Adobe Photoshop Touch and Adobe Proto, two of Adobe’s Touch Apps designed for tablets, were updated in the past month. Today, Photoshop Touch was updated to version 1.3 with a few new features designed for iPad users with Retina screens. Last month, the web design app Proto was updated to version 1.5 with more integration between desktop and cloud applications.
Photoshop Touch 1.3: High-resolution improvements
According to Adobe’s blog post, Photoshop Touch 1.3’s primary goal is to support the new batch of high-resolution Retina screens being used by Apple in their new iPads (3rd generation). The app also supports images up to 12 megapixels, including print-quality resolutions. (The blog post makes it sound like you have to sacrifice the number of layers you can work with in order to gain the extra pixels.)
Other improvements include:
- Two new Effects: Shred and Colorize
- Smoother animation and scrolling in the organizer, tutorial browser and file picker
- New three-finger tap gesture to toggle 100 percent view and fit screen
- New pixel-nudging mode for precise movements
- Support for Apple Photo Stream on the iPad
Adobe Proto 1.5: Little improvements can mean a lot
Proto is one of my favorite Adobe Touch Apps (see my review of it here), but Proto 1.5 provides some very useful improvements that should have been in the original release. The more comprehensive list of improvements is here on John Nack’s blog, and here’s a selection of that list:
- Email interactive wireframe as attachment or share via Dropbox and other Adobe Touch Apps
- Copy and paste objects to different pages
- Share common objects across pages
- Navigations can now be pinned on all pages
- Z-index (stacking over) can be changed via Context Menu
- Show undo/redo count
- Objects snap to both CSS Column and Design Grid
- Code generated is now ordered according to the appearance in the page
- All pinned objects generate a separate common CSS file (common.css)
Generally, the improvements provide a more productive workflow within Proto, a more efficient use of materials like common navigation elements, and more useful code outside of the Proto environment. Dreamweaver users should watch this Adobe TV clip to learn how to bring native Proto files into Dreamweaver CS6.
For more information, check out the product pages for Photoshop Touch and Proto or the Adobe Touch Apps homepage.
Today Adobe officially released their lineup of Touch Apps for Android tablets, deepening their dive into products for mobile devices. The company has devoted considerable resources to mobile applications for a few years now, so the Touch Apps represent a major investment for Adobe.
The Touch App lineup released today includes six applications:
- Adobe Collage, for creating “moldboard” layouts including photos, drawings and text.
- Adobe Debut, a presentation tool for mockups and Touch App projects.
- Adobe Ideas, which is similar other vector drawing programs like Illustrator.
- Adobe Kuler, a color palette builder.

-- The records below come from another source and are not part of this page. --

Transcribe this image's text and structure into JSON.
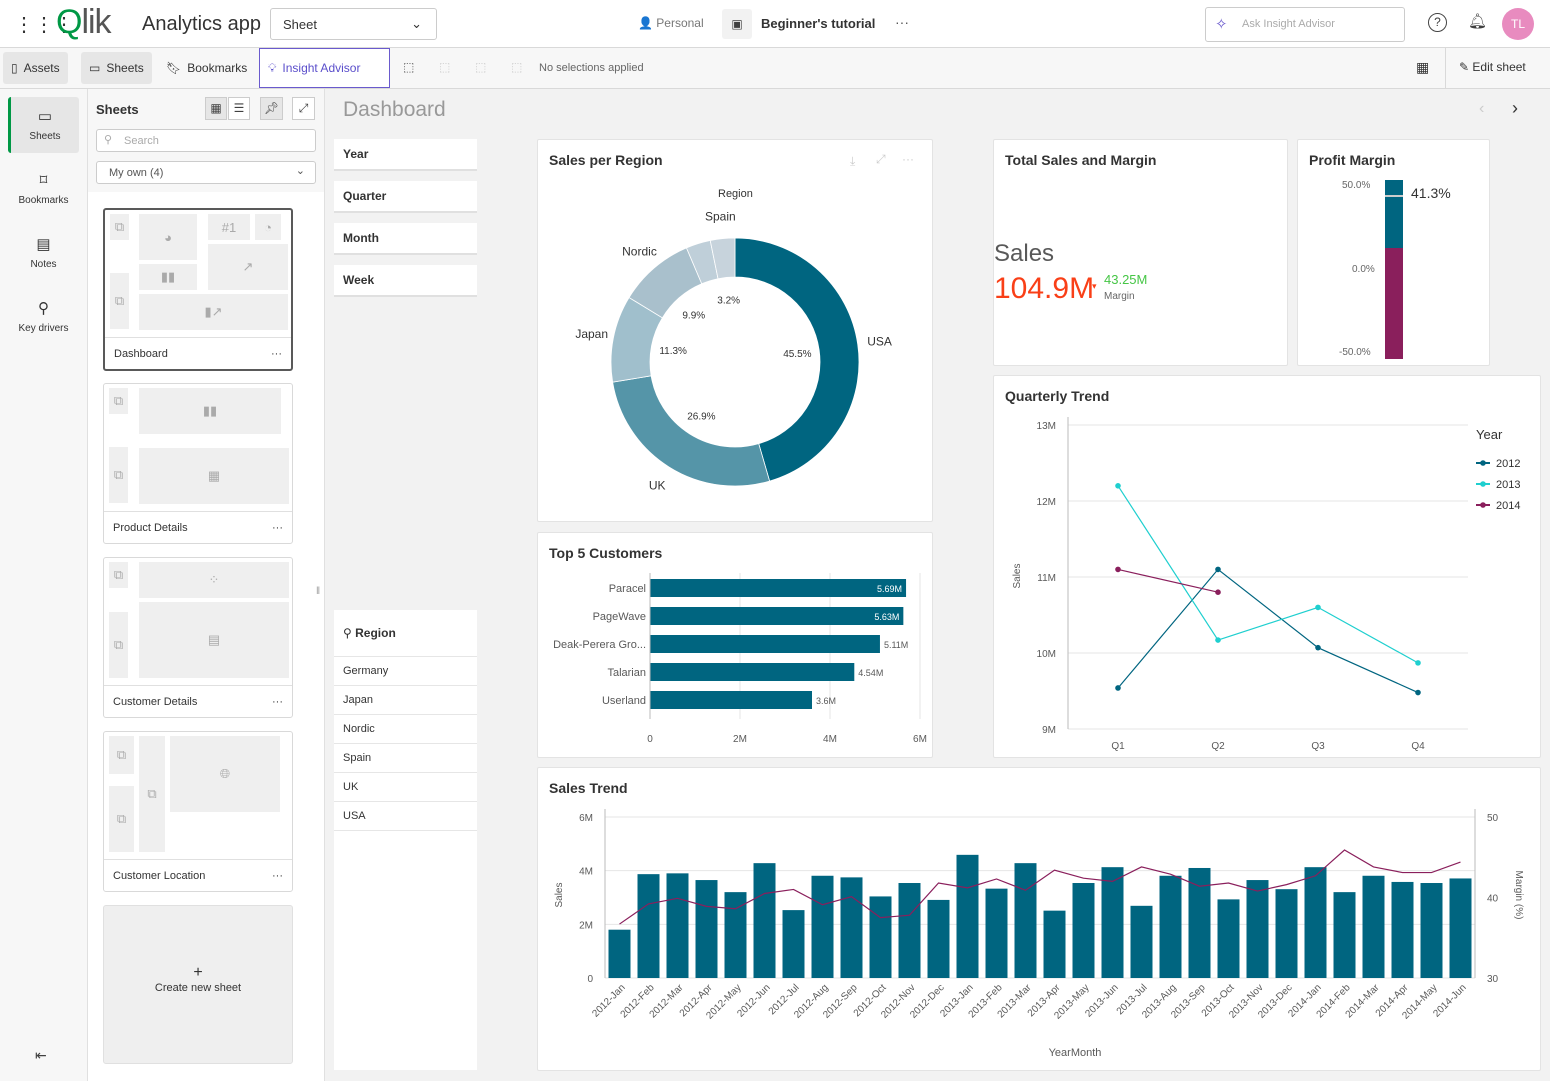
{
  "topbar": {
    "logo": "Qlik",
    "app_name": "Analytics app",
    "view_select": "Sheet",
    "space": "Personal",
    "tutorial": "Beginner's tutorial",
    "more": "···",
    "ask_placeholder": "Ask Insight Advisor",
    "avatar_initials": "TL",
    "avatar_color": "#e88bbf"
  },
  "toolbar": {
    "assets": "Assets",
    "sheets": "Sheets",
    "bookmarks": "Bookmarks",
    "insight_advisor": "Insight Advisor",
    "selections": "No selections applied",
    "edit_sheet": "Edit sheet"
  },
  "leftnav": {
    "items": [
      {
        "label": "Sheets"
      },
      {
        "label": "Bookmarks"
      },
      {
        "label": "Notes"
      },
      {
        "label": "Key drivers"
      }
    ]
  },
  "sheets_panel": {
    "title": "Sheets",
    "search_placeholder": "Search",
    "filter": "My own (4)",
    "sheets": [
      {
        "label": "Dashboard"
      },
      {
        "label": "Product Details"
      },
      {
        "label": "Customer Details"
      },
      {
        "label": "Customer Location"
      }
    ],
    "create_new": "Create new sheet",
    "more": "···"
  },
  "main": {
    "title": "Dashboard",
    "filters": [
      "Year",
      "Quarter",
      "Month",
      "Week"
    ],
    "region_filter": {
      "title": "Region",
      "values": [
        "Germany",
        "Japan",
        "Nordic",
        "Spain",
        "UK",
        "USA"
      ]
    }
  },
  "kpi": {
    "title": "Total Sales and Margin",
    "label": "Sales",
    "value": "104.9M",
    "value_color": "#f93f17",
    "secondary_value": "43.25M",
    "secondary_color": "#46c646",
    "secondary_label": "Margin"
  },
  "gauge": {
    "title": "Profit Margin",
    "value": 41.3,
    "value_label": "41.3%",
    "ticks": [
      "50.0%",
      "0.0%",
      "-50.0%"
    ],
    "range": [
      -50,
      50
    ]
  },
  "chart_data": [
    {
      "type": "pie",
      "title": "Sales per Region",
      "legend_title": "Region",
      "donut": true,
      "slices": [
        {
          "label": "USA",
          "value": 45.5,
          "value_label": "45.5%",
          "color": "#006580"
        },
        {
          "label": "UK",
          "value": 26.9,
          "value_label": "26.9%",
          "color": "#5595a8"
        },
        {
          "label": "Japan",
          "value": 11.3,
          "value_label": "11.3%",
          "color": "#a0bfcc"
        },
        {
          "label": "Nordic",
          "value": 9.9,
          "value_label": "9.9%",
          "color": "#a9c0cc"
        },
        {
          "label": "",
          "value": 3.2,
          "value_label": "",
          "color": "#bfcfd9"
        },
        {
          "label": "Spain",
          "value": 3.2,
          "value_label": "3.2%",
          "color": "#c7d3dc"
        }
      ]
    },
    {
      "type": "bar",
      "orientation": "horizontal",
      "title": "Top 5 Customers",
      "categories": [
        "Paracel",
        "PageWave",
        "Deak-Perera Gro...",
        "Talarian",
        "Userland"
      ],
      "values": [
        5.69,
        5.63,
        5.11,
        4.54,
        3.6
      ],
      "value_labels": [
        "5.69M",
        "5.63M",
        "5.11M",
        "4.54M",
        "3.6M"
      ],
      "xlim": [
        0,
        6
      ],
      "xticks": [
        "0",
        "2M",
        "4M",
        "6M"
      ],
      "color": "#006580"
    },
    {
      "type": "line",
      "title": "Quarterly Trend",
      "ylabel": "Sales",
      "legend_title": "Year",
      "legend": "right",
      "categories": [
        "Q1",
        "Q2",
        "Q3",
        "Q4"
      ],
      "ylim": [
        9,
        13
      ],
      "yticks": [
        "9M",
        "10M",
        "11M",
        "12M",
        "13M"
      ],
      "series": [
        {
          "name": "2012",
          "values": [
            9.54,
            11.1,
            10.07,
            9.48
          ],
          "color": "#006580"
        },
        {
          "name": "2013",
          "values": [
            12.2,
            10.17,
            10.6,
            9.87
          ],
          "color": "#1fcfcf"
        },
        {
          "name": "2014",
          "values": [
            11.1,
            10.8,
            null,
            null
          ],
          "color": "#8a1f5c"
        }
      ]
    },
    {
      "type": "bar",
      "title": "Sales Trend",
      "xlabel": "YearMonth",
      "ylabel": "Sales",
      "y2label": "Margin (%)",
      "ylim": [
        0,
        6
      ],
      "yticks": [
        "0",
        "2M",
        "4M",
        "6M"
      ],
      "y2lim": [
        30,
        50
      ],
      "y2ticks": [
        "30",
        "40",
        "50"
      ],
      "categories": [
        "2012-Jan",
        "2012-Feb",
        "2012-Mar",
        "2012-Apr",
        "2012-May",
        "2012-Jun",
        "2012-Jul",
        "2012-Aug",
        "2012-Sep",
        "2012-Oct",
        "2012-Nov",
        "2012-Dec",
        "2013-Jan",
        "2013-Feb",
        "2013-Mar",
        "2013-Apr",
        "2013-May",
        "2013-Jun",
        "2013-Jul",
        "2013-Aug",
        "2013-Sep",
        "2013-Oct",
        "2013-Nov",
        "2013-Dec",
        "2014-Jan",
        "2014-Feb",
        "2014-Mar",
        "2014-Apr",
        "2014-May",
        "2014-Jun"
      ],
      "series": [
        {
          "name": "Sales",
          "type": "bar",
          "color": "#006580",
          "values": [
            1.8,
            3.87,
            3.9,
            3.65,
            3.2,
            4.28,
            2.53,
            3.81,
            3.75,
            3.04,
            3.54,
            2.91,
            4.59,
            3.33,
            4.28,
            2.51,
            3.54,
            4.13,
            2.69,
            3.81,
            4.1,
            2.93,
            3.65,
            3.31,
            4.13,
            3.2,
            3.81,
            3.58,
            3.54,
            3.71
          ]
        },
        {
          "name": "Margin (%)",
          "type": "line",
          "color": "#8a1f5c",
          "values": [
            36.7,
            39.2,
            39.9,
            38.9,
            38.6,
            40.5,
            41.0,
            39.1,
            40.1,
            37.5,
            37.8,
            41.8,
            41.2,
            42.3,
            40.9,
            43.4,
            42.4,
            42.0,
            43.8,
            42.9,
            41.4,
            41.8,
            40.8,
            41.6,
            42.7,
            45.9,
            43.8,
            43.1,
            43.1,
            44.4
          ]
        }
      ]
    }
  ]
}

- Adobe Photoshop Touch, which is designed to deliver core Photoshop features on a tablet.
- Adobe Proto, for building interactive prototypes of websites and mobile apps.
Even though it’s considered part of the “Touch Apps family,” the previously-announced Adobe Carousel photo management app isn’t listed as one of the “Adobe Touch Apps.” It also is only available on iOS devices at the moment; see below for more details. Kuler and Ideas both exist in other forms as well.
I received a demo tablet from Adobe just last Saturday and I’ve just started to work with the applications, so no review for now. However, these applications were shown extensively at Adobe MAX (including the Day 1 keynote) and I’m fairly familiar with how they work. Together, they provide a solid collection of core tools from most of the major Creative Suite products—Photoshop, Illustrator, InDesign, Dreamweaver and minor elements from a couple others. The hurdle Adobe has to clear is to provide a user interface that works in a tablet but has the power and flexibility to get serious work done in a variety of environments.
The Touch Apps are on the Android Market now and sell for $9.99 each, a price well over the $3.13 average price of paid Android apps. Adobe will have to appeal to the professional community to justify the price. The apps are also restricted by language (English only) and by hardware specs: 8.9-inch, 1280×800 minimum screen size and resolution with Android 3.1 or higher, which eliminates all current Android non-tablets. The apps are currently available only on Android, but they will be ported over to iOS devices in early 2012. There’s no word yet whether the apps will be restricted to the larger iPad.